In a sprawling solo release of fourteen tracks ranging in length from a half-minute to nearly half an hour, Elizabeth A. Baker inaugurates her Aerocade Music association with Quadrivium, released digitally and as a limited edition double-CD wallet on May 18, 2018. Active as a composer, visual artist, poet, and multi-instrumentalist, Baker wrangles all these pursuits and more together under the label “New Renaissance Artist,” invoking the Leonardos and Galileos of yore in what Baker describes as “a constant stream of change and rebirth in practice […] an exploration of how sonic and spatial worlds can be manipulated to personify a variety of philosophies and principles both tangible as well as intangible.”
Of Quadrivium, she writes: “[The] album name Quadrivium […] ties into my concept of what a new renaissance artist is because it covers arithmetic, geometry, music and astronomy … all subjects that are of interest to me in my creative practice.” And although those on the lookout for a ‘mathematical’ disposition in the music will probably be disappointed—no algorithms here, as far as I can tell—the name’s suggestion of freewheeling ambition certainly checks out.
That ambition has as much to do with scope as scale, and Quadrivium toes the line between plurality and outright messiness in its category-defying zeal. Some tracks are straight-ahead piano solos, from the spacious and Feldman-esque (Sashay, credited to Nathan Anthony Corder) to pointillistic miniatures (Quarks) and noisy improvisations incorporating vibrators placed inside the instrument (Command Voices 251A and 415X). Others abandon the piano entirely, replacing it with dystopian spoken word pieces and New Age synth tracks (these last often remind of 1980s sci-fi scores; think Tron or Terminator). Some of it is not even music. The booklet is devoted not to liner notes but instead to Baker’s original poetry and illustrations, by turns intimate (“walking barefoot on hot coals […] requires bold faith”) and slightly wonkish (“In order to truly know ourselves, we must be willing to deconstruct and evaluate the multitude of pieces that form our identity and our personal reality”).
Both texts and compositions occasionally tend toward a one-dimensionality which blunts their interest: what seems intended as epiphanic often comes off merely as quaint esoterica.

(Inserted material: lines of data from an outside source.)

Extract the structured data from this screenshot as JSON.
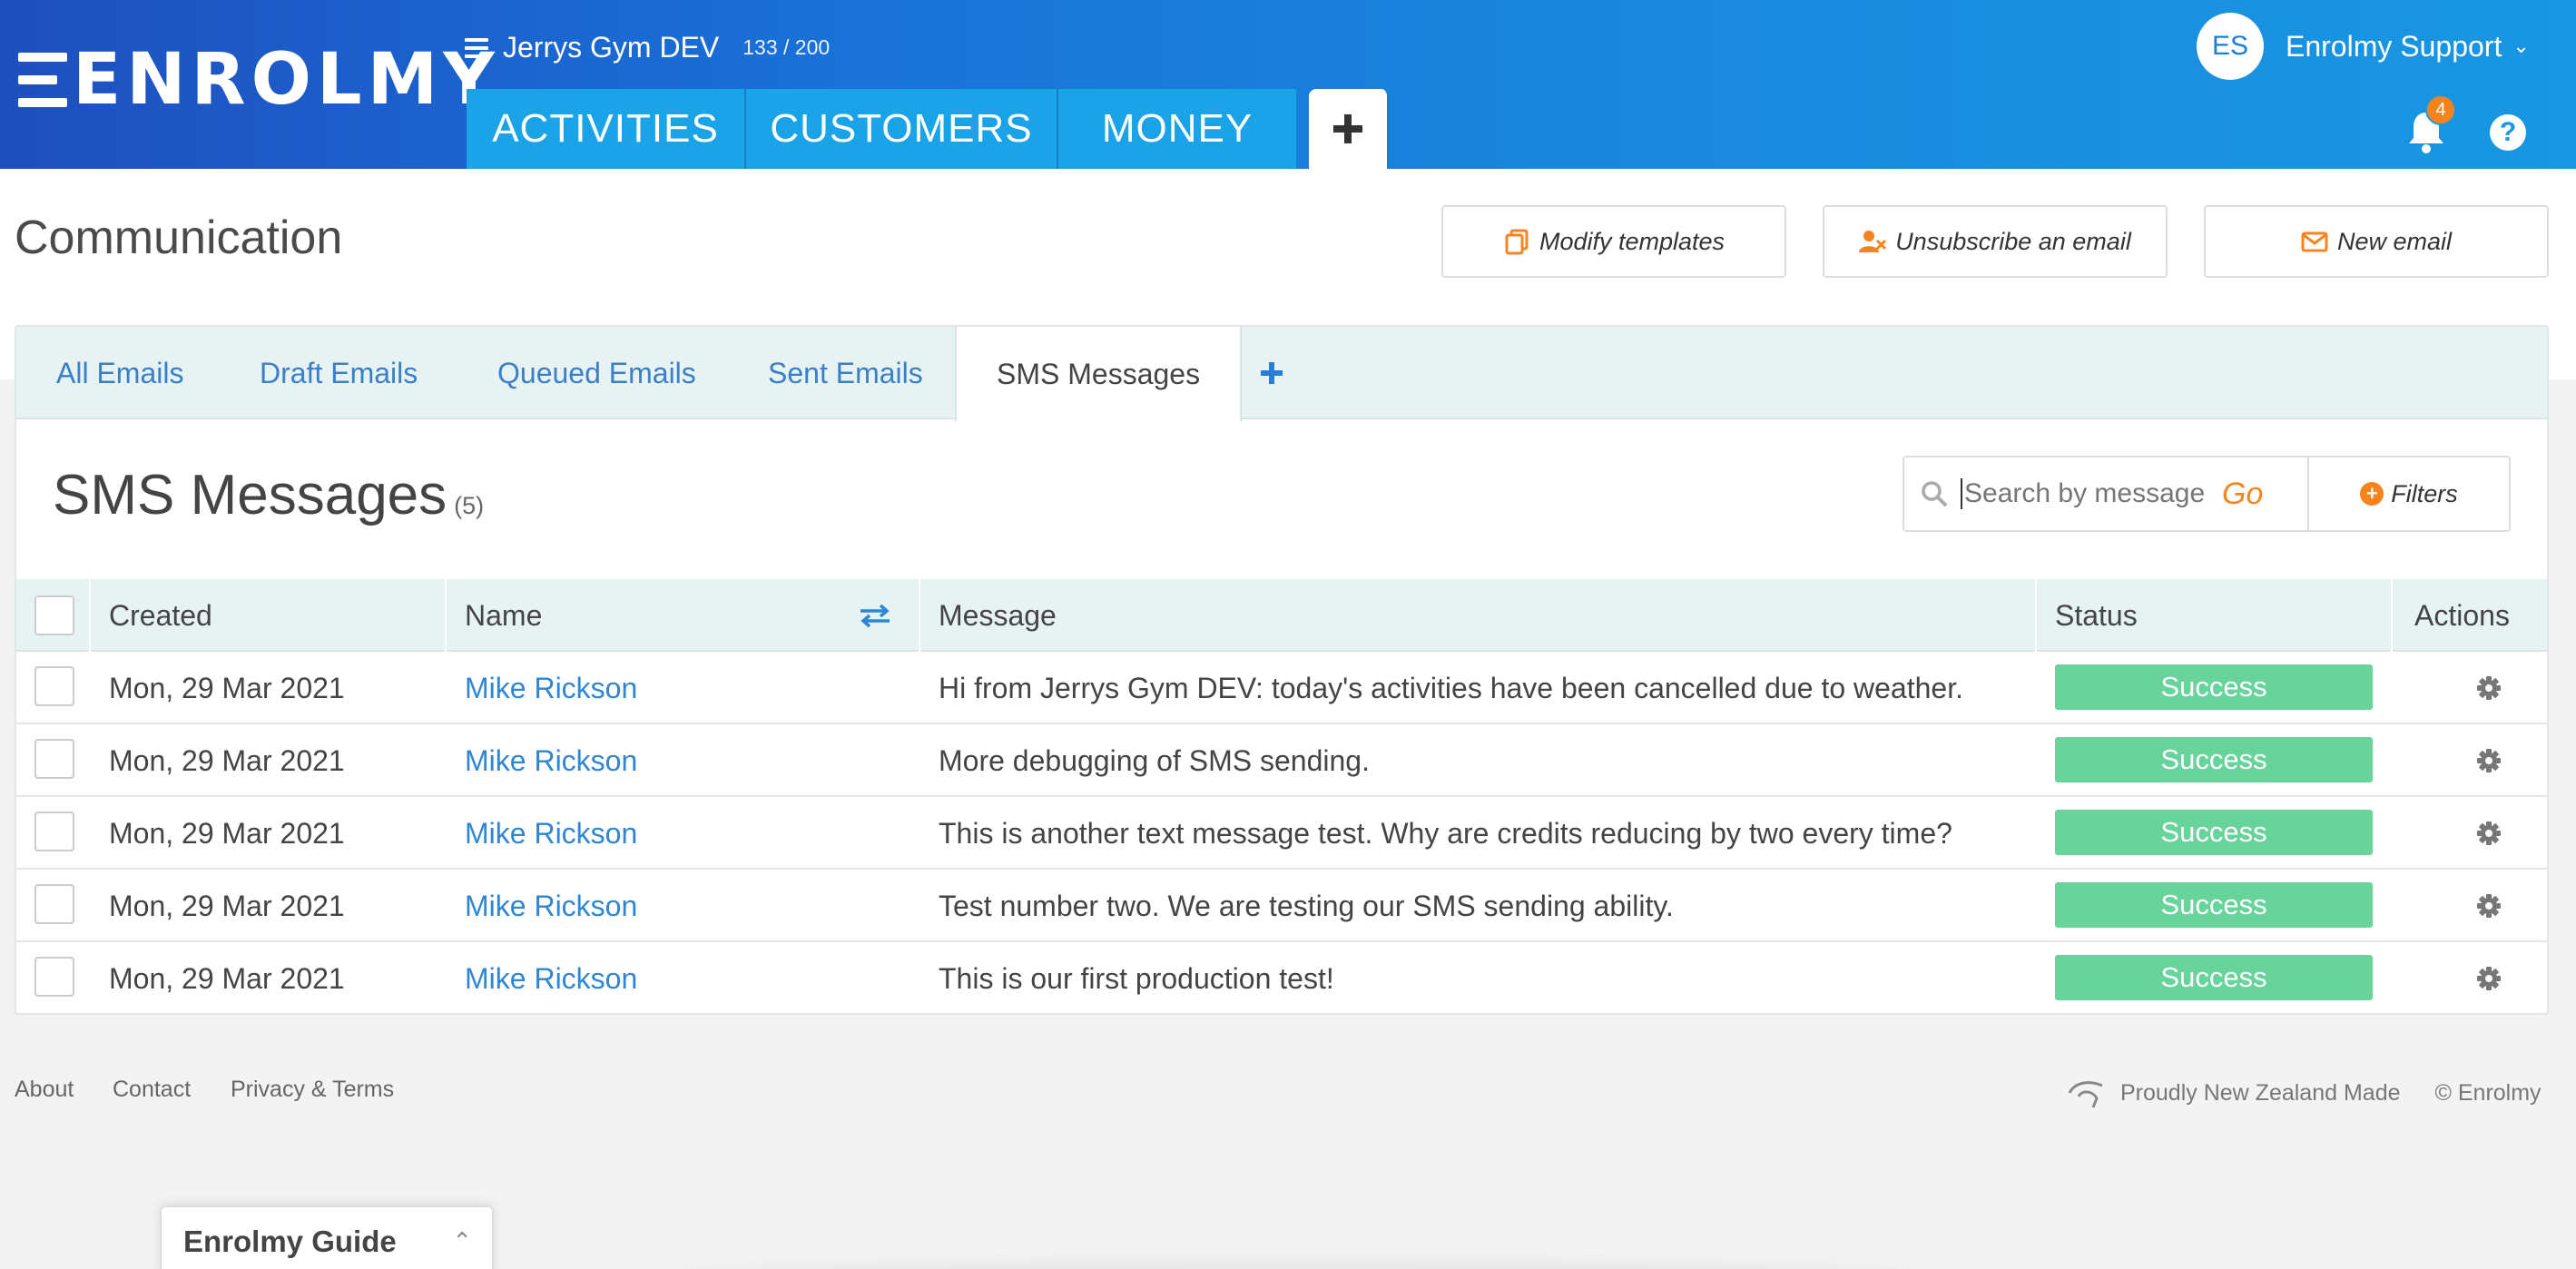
{
  "header": {
    "logo": "ENROLMY",
    "org_name": "Jerrys Gym DEV",
    "org_count": "133 / 200",
    "nav_tabs": [
      "ACTIVITIES",
      "CUSTOMERS",
      "MONEY"
    ],
    "add_tab": "+",
    "user_initials": "ES",
    "user_name": "Enrolmy Support",
    "notification_count": "4",
    "help": "?"
  },
  "page": {
    "title": "Communication",
    "actions": {
      "modify_templates": "Modify templates",
      "unsubscribe": "Unsubscribe an email",
      "new_email": "New email"
    }
  },
  "subtabs": [
    "All Emails",
    "Draft Emails",
    "Queued Emails",
    "Sent Emails",
    "SMS Messages"
  ],
  "subtabs_add": "+",
  "sms": {
    "heading": "SMS Messages",
    "count": "(5)",
    "search_placeholder": "Search by message",
    "go": "Go",
    "filters": "Filters"
  },
  "table": {
    "headers": {
      "created": "Created",
      "name": "Name",
      "message": "Message",
      "status": "Status",
      "actions": "Actions"
    },
    "rows": [
      {
        "created": "Mon, 29 Mar 2021",
        "name": "Mike Rickson",
        "message": "Hi from Jerrys Gym DEV: today's activities have been cancelled due to weather.",
        "status": "Success"
      },
      {
        "created": "Mon, 29 Mar 2021",
        "name": "Mike Rickson",
        "message": "More debugging of SMS sending.",
        "status": "Success"
      },
      {
        "created": "Mon, 29 Mar 2021",
        "name": "Mike Rickson",
        "message": "This is another text message test. Why are credits reducing by two every time?",
        "status": "Success"
      },
      {
        "created": "Mon, 29 Mar 2021",
        "name": "Mike Rickson",
        "message": "Test number two. We are testing our SMS sending ability.",
        "status": "Success"
      },
      {
        "created": "Mon, 29 Mar 2021",
        "name": "Mike Rickson",
        "message": "This is our first production test!",
        "status": "Success"
      }
    ]
  },
  "footer": {
    "about": "About",
    "contact": "Contact",
    "privacy": "Privacy & Terms",
    "nz_made": "Proudly New Zealand Made",
    "copyright": "© Enrolmy"
  },
  "guide": {
    "title": "Enrolmy Guide"
  },
  "colors": {
    "header_start": "#1f4fbf",
    "header_end": "#1897e2",
    "nav_tab": "#1aa3e6",
    "accent_orange": "#f5841f",
    "link_blue": "#2f86d3",
    "success_green": "#68d39b",
    "tab_bar": "#e7f3f3"
  },
  "icons": [
    "hamburger-icon",
    "bell-icon",
    "help-icon",
    "chevron-down-icon",
    "plus-icon",
    "copy-icon",
    "user-remove-icon",
    "envelope-icon",
    "search-icon",
    "plus-circle-icon",
    "swap-icon",
    "gear-icon",
    "nz-map-icon",
    "chevron-up-icon"
  ]
}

One sometimes has a sense of concepts and styles being treated almost as costumes to put on: an easy listening jam session here (in Four Explosions Expanding From The Center), an exposition on psychosis there (in both Command Voices pieces, which somewhat problematically approach phenomena in clinical psychology). Futurist tropes gives the music a semi-narrative thread, but the overall impression is not quite focused: lovely and earnest though they are, the atmospheric soundscapes and existential pronouncements which characterize much of Quadrivium (see tracks like HEADSPACE and Lateral Phases & Beat Frequencies) seem incompletely developed.

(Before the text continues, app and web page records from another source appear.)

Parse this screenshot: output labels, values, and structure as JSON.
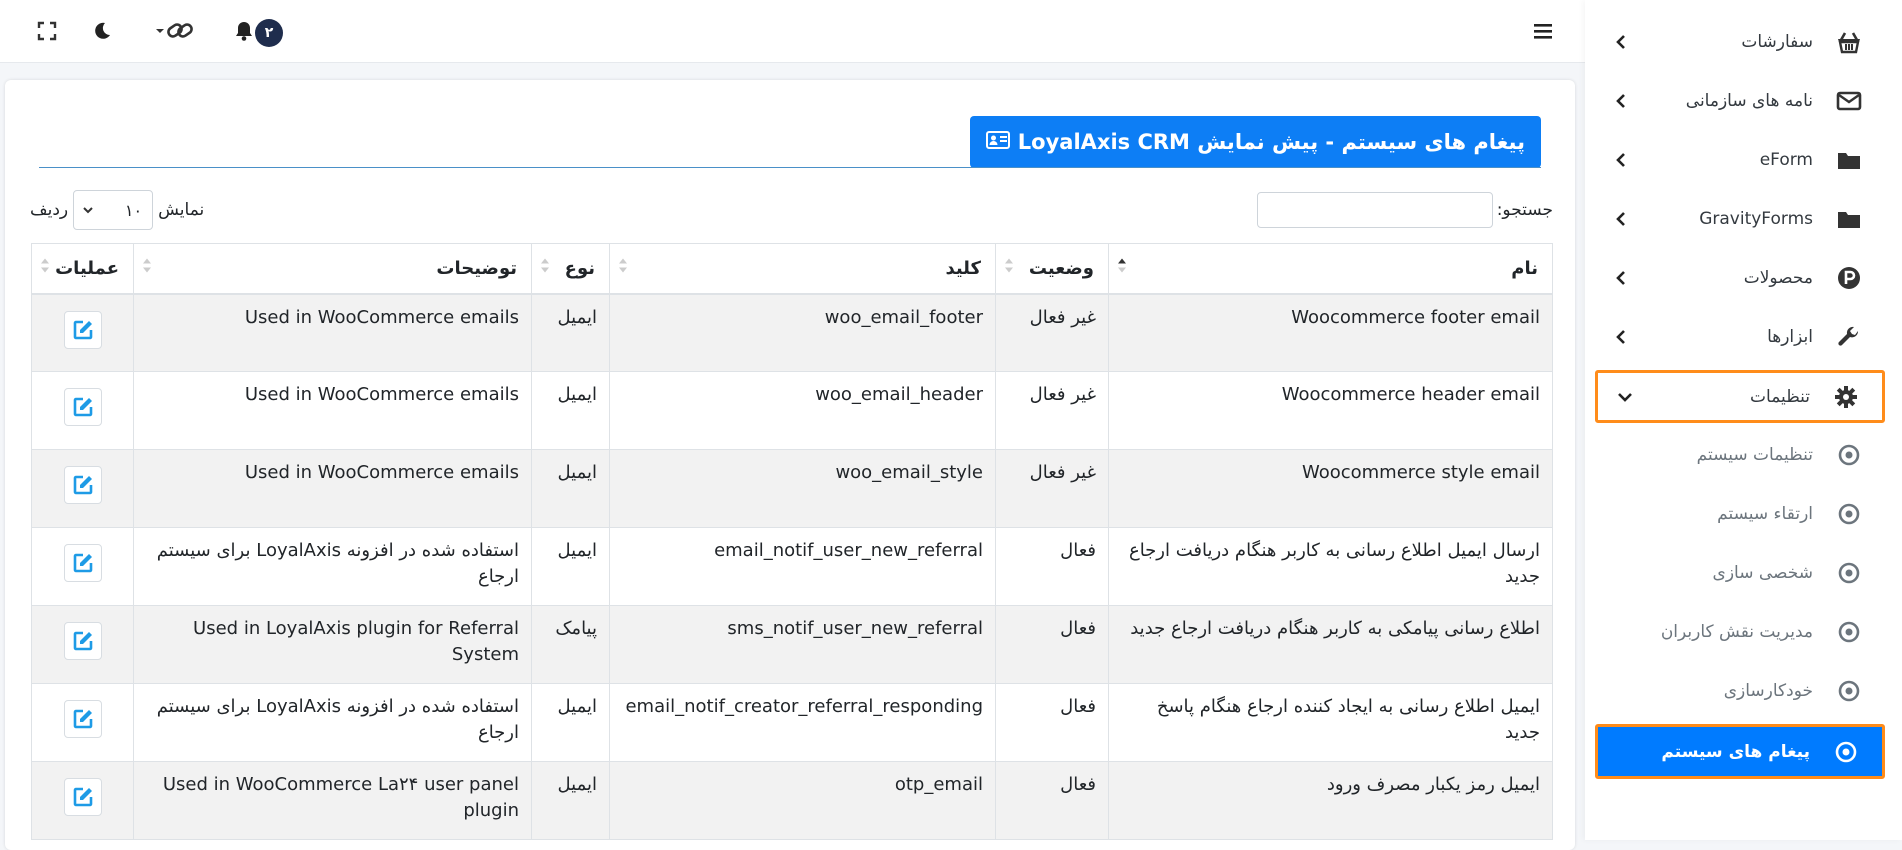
{
  "topbar": {
    "notification_count": "۲",
    "icons": [
      "menu-icon",
      "bell-icon",
      "link-icon",
      "moon-icon",
      "fullscreen-icon"
    ]
  },
  "sidebar": {
    "items": [
      {
        "label": "سفارشات",
        "icon": "basket-icon"
      },
      {
        "label": "نامه های سازمانی",
        "icon": "envelope-icon"
      },
      {
        "label": "eForm",
        "icon": "folder-icon"
      },
      {
        "label": "GravityForms",
        "icon": "folder-icon"
      },
      {
        "label": "محصولات",
        "icon": "product-icon"
      },
      {
        "label": "ابزارها",
        "icon": "wrench-icon"
      },
      {
        "label": "تنظیمات",
        "icon": "gear-icon"
      }
    ],
    "sub_items": [
      {
        "label": "تنظیمات سیستم"
      },
      {
        "label": "ارتقاء سیستم"
      },
      {
        "label": "شخصی سازی"
      },
      {
        "label": "مدیریت نقش کاربران"
      },
      {
        "label": "خودکارسازی"
      },
      {
        "label": "پیغام های سیستم"
      }
    ],
    "colors": {
      "active_bg": "#007bff",
      "highlight_border": "#ff8c1a"
    }
  },
  "card": {
    "title": "پیغام های سیستم - پیش نمایش LoyalAxis CRM",
    "search_label": "جستجو:",
    "search_value": "",
    "length_label_before": "نمایش",
    "length_value": "۱۰",
    "length_label_after": "ردیف"
  },
  "table": {
    "headers": [
      "نام",
      "وضعیت",
      "کلید",
      "نوع",
      "توضیحات",
      "عملیات"
    ],
    "rows": [
      {
        "name": "Woocommerce footer email",
        "status": "غیر فعال",
        "key": "woo_email_footer",
        "type": "ایمیل",
        "desc": "Used in WooCommerce emails"
      },
      {
        "name": "Woocommerce header email",
        "status": "غیر فعال",
        "key": "woo_email_header",
        "type": "ایمیل",
        "desc": "Used in WooCommerce emails"
      },
      {
        "name": "Woocommerce style email",
        "status": "غیر فعال",
        "key": "woo_email_style",
        "type": "ایمیل",
        "desc": "Used in WooCommerce emails"
      },
      {
        "name": "ارسال ایمیل اطلاع رسانی به کاربر هنگام دریافت ارجاع جدید",
        "status": "فعال",
        "key": "email_notif_user_new_referral",
        "type": "ایمیل",
        "desc": "استفاده شده در افزونه LoyalAxis برای سیستم ارجاع"
      },
      {
        "name": "اطلاع رسانی پیامکی به کاربر هنگام دریافت ارجاع جدید",
        "status": "فعال",
        "key": "sms_notif_user_new_referral",
        "type": "پیامک",
        "desc": "Used in LoyalAxis plugin for Referral System"
      },
      {
        "name": "ایمیل اطلاع رسانی به ایجاد کننده ارجاع هنگام پاسخ جدید",
        "status": "فعال",
        "key": "email_notif_creator_referral_responding",
        "type": "ایمیل",
        "desc": "استفاده شده در افزونه LoyalAxis برای سیستم ارجاع"
      },
      {
        "name": "ایمیل رمز یکبار مصرف ورود",
        "status": "فعال",
        "key": "otp_email",
        "type": "ایمیل",
        "desc": "Used in WooCommerce La۲۴ user panel plugin"
      }
    ]
  }
}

Baker promises “a constant stream of change,” however, and delivers on this promise: the “stream” is chaotic, but braided with hopeful distributaries. Quadrivium, with its many conceptual detours and meditations, is uneven. It isn’t always assured, and often favors breadth at the expense of depth. But at its best, it also raises interesting questions around thematic (and personal) interconnectedness: the vibrating undertones of pieces like Command Voices–set alongside the willful inactivity of those like HEADSPACE and An Outcast–strain expectations of unity in more than one sense. Baker’s texts, where present, awkwardly but devotedly engage the same themes of mutuality and cooperation explored by the Renaissance humanists she admires. One feels that the artist’s wide-ranging vision distinguishes the album in a crowded field of conceptual solo debuts, marking her apart as a voice with distinctive potential.